▸ **Assignment**
Give back all the records exactly, keeping every line whole.

Data for analysis below:

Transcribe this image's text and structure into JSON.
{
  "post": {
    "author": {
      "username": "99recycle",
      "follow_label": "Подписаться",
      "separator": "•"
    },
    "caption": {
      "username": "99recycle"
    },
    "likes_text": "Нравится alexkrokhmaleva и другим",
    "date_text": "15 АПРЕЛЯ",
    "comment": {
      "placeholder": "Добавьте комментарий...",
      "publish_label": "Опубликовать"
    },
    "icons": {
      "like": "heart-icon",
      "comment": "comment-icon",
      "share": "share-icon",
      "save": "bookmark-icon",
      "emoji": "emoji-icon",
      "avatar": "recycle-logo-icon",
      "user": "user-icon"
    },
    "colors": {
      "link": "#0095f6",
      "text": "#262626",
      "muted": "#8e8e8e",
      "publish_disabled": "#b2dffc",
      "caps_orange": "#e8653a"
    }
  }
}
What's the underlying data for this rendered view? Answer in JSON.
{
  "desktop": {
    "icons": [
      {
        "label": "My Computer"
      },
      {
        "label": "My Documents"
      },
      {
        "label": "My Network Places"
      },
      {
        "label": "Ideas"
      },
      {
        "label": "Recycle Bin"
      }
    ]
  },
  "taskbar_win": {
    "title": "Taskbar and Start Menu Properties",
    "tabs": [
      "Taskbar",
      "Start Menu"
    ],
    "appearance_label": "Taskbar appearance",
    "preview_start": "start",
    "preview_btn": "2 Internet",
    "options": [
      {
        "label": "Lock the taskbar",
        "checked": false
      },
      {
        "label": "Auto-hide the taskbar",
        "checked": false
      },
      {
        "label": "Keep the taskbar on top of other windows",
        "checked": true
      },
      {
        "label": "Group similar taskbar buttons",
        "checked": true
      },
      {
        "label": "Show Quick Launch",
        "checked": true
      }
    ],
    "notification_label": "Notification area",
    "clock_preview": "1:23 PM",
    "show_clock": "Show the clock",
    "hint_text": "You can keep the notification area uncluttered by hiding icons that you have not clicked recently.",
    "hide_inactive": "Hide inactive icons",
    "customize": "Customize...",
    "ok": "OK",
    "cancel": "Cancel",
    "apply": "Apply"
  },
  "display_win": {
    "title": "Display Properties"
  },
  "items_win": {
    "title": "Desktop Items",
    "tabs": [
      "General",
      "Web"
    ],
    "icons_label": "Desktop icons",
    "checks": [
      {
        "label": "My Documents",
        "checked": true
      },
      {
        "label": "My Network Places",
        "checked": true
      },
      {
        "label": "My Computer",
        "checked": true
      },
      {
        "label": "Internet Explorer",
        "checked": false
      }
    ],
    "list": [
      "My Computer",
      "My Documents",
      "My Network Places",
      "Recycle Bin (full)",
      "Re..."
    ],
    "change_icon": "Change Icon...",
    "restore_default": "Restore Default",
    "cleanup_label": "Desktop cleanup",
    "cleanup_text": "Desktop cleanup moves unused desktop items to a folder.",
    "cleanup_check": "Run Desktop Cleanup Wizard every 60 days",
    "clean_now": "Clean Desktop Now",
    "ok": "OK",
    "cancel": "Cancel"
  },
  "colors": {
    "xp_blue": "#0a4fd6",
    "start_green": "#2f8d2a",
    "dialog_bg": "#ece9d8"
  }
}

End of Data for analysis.

▸ **Result**
Transcribe this image's text and structure into JSON.
{
  "post": {
    "author": {
      "username": "99recycle",
      "follow_label": "Подписаться",
      "separator": "•"
    },
    "caption": {
      "username": "99recycle"
    },
    "likes_text": "Нравится alexkrokhmaleva и другим",
    "date_text": "15 АПРЕЛЯ",
    "comment": {
      "placeholder": "Добавьте комментарий...",
      "publish_label": "Опубликовать"
    },
    "icons": {
      "like": "heart-icon",
      "comment": "comment-icon",
      "share": "share-icon",
      "save": "bookmark-icon",
      "emoji": "emoji-icon",
      "avatar": "recycle-logo-icon",
      "user": "user-icon"
    },
    "colors": {
      "link": "#0095f6",
      "text": "#262626",
      "muted": "#8e8e8e",
      "publish_disabled": "#b2dffc",
      "caps_orange": "#e8653a"
    }
  }
}
What's the underlying data for this rendered view? Answer in JSON.
{
  "desktop": {
    "icons": [
      {
        "label": "My Computer"
      },
      {
        "label": "My Documents"
      },
      {
        "label": "My Network Places"
      },
      {
        "label": "Ideas"
      },
      {
        "label": "Recycle Bin"
      }
    ]
  },
  "taskbar_win": {
    "title": "Taskbar and Start Menu Properties",
    "tabs": [
      "Taskbar",
      "Start Menu"
    ],
    "appearance_label": "Taskbar appearance",
    "preview_start": "start",
    "preview_btn": "2 Internet",
    "options": [
      {
        "label": "Lock the taskbar",
        "checked": false
      },
      {
        "label": "Auto-hide the taskbar",
        "checked": false
      },
      {
        "label": "Keep the taskbar on top of other windows",
        "checked": true
      },
      {
        "label": "Group similar taskbar buttons",
        "checked": true
      },
      {
        "label": "Show Quick Launch",
        "checked": true
      }
    ],
    "notification_label": "Notification area",
    "clock_preview": "1:23 PM",
    "show_clock": "Show the clock",
    "hint_text": "You can keep the notification area uncluttered by hiding icons that you have not clicked recently.",
    "hide_inactive": "Hide inactive icons",
    "customize": "Customize...",
    "ok": "OK",
    "cancel": "Cancel",
    "apply": "Apply"
  },
  "display_win": {
    "title": "Display Properties"
  },
  "items_win": {
    "title": "Desktop Items",
    "tabs": [
      "General",
      "Web"
    ],
    "icons_label": "Desktop icons",
    "checks": [
      {
        "label": "My Documents",
        "checked": true
      },
      {
        "label": "My Network Places",
        "checked": true
      },
      {
        "label": "My Computer",
        "checked": true
      },
      {
        "label": "Internet Explorer",
        "checked": false
      }
    ],
    "list": [
      "My Computer",
      "My Documents",
      "My Network Places",
      "Recycle Bin (full)",
      "Re..."
    ],
    "change_icon": "Change Icon...",
    "restore_default": "Restore Default",
    "cleanup_label": "Desktop cleanup",
    "cleanup_text": "Desktop cleanup moves unused desktop items to a folder.",
    "cleanup_check": "Run Desktop Cleanup Wizard every 60 days",
    "clean_now": "Clean Desktop Now",
    "ok": "OK",
    "cancel": "Cancel"
  },
  "colors": {
    "xp_blue": "#0a4fd6",
    "start_green": "#2f8d2a",
    "dialog_bg": "#ece9d8"
  }
}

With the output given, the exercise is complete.